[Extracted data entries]
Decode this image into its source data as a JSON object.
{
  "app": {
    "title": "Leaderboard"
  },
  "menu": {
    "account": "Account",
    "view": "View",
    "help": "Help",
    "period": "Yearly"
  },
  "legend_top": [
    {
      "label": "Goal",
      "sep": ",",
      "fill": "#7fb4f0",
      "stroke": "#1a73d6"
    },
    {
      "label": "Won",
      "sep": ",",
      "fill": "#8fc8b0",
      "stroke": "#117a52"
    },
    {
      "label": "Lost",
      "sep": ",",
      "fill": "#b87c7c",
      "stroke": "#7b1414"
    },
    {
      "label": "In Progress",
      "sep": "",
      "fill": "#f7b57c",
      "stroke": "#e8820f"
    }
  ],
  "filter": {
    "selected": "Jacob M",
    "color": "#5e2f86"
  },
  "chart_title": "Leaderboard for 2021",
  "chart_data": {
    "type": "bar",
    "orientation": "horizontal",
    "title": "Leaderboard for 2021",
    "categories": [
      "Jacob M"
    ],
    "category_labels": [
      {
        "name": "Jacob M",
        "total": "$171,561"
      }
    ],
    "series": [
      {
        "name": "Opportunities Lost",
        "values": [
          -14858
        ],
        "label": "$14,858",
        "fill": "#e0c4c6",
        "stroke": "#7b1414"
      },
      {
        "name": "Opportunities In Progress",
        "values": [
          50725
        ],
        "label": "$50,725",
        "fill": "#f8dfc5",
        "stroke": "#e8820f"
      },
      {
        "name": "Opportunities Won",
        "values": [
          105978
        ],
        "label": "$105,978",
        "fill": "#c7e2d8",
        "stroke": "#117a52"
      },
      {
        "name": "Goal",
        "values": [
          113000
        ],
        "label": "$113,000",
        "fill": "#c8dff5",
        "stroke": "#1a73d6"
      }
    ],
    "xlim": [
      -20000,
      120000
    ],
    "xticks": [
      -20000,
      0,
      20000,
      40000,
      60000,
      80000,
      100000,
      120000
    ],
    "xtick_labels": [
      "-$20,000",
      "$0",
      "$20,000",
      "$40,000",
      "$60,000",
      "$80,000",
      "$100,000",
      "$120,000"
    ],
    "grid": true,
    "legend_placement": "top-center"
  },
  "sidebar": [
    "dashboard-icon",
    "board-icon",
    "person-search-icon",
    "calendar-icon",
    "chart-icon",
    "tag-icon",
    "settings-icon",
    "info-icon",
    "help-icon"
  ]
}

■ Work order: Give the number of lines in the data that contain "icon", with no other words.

■ Answer section: 9